» **TASK**
Find all lines in the records that include the word "this", and copy them out.

» **AVAILABLE RECORDS**

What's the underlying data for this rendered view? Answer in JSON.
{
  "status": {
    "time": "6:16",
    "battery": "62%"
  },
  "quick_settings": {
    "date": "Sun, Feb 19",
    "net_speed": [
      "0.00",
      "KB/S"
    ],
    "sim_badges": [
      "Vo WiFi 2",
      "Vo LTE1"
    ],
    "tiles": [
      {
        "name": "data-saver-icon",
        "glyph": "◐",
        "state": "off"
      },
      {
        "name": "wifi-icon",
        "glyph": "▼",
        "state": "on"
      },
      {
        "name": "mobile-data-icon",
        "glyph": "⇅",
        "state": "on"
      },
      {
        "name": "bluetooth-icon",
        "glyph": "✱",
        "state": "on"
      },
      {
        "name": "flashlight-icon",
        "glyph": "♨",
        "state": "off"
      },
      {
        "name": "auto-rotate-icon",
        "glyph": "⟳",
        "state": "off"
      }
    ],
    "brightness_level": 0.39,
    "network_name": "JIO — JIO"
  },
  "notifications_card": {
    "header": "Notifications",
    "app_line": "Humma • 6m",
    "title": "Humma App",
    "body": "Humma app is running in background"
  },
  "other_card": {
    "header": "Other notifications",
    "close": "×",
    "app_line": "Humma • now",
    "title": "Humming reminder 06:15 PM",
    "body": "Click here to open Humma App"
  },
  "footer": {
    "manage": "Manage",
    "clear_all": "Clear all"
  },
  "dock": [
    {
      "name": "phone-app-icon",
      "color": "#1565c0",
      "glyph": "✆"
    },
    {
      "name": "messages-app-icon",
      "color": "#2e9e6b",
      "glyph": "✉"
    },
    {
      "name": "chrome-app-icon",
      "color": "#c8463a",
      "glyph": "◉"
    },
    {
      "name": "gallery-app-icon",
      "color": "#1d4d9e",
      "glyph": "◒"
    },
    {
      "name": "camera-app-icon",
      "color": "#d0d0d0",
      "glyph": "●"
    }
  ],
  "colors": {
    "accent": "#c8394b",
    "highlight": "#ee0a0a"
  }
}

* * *

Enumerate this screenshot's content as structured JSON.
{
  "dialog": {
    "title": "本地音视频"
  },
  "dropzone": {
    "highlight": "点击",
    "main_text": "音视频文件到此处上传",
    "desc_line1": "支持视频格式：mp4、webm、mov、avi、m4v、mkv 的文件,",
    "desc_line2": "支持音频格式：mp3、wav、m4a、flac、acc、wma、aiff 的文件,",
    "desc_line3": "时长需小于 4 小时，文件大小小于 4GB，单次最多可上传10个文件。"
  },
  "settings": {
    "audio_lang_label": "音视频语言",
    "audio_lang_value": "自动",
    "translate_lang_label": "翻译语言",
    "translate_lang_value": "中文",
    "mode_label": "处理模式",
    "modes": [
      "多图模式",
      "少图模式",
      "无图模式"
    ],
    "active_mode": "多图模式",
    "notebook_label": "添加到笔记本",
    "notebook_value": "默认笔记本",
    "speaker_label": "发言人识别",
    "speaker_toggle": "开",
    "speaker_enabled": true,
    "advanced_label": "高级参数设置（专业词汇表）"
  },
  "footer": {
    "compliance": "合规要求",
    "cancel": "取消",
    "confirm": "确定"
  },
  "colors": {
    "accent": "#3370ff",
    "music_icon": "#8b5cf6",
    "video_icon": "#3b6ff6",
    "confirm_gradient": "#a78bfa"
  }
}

» **ANSWER TO THE EXERCISE**
What's the underlying data for this rendered view? Answer in JSON.
Enumerate this screenshot's content as structured JSON.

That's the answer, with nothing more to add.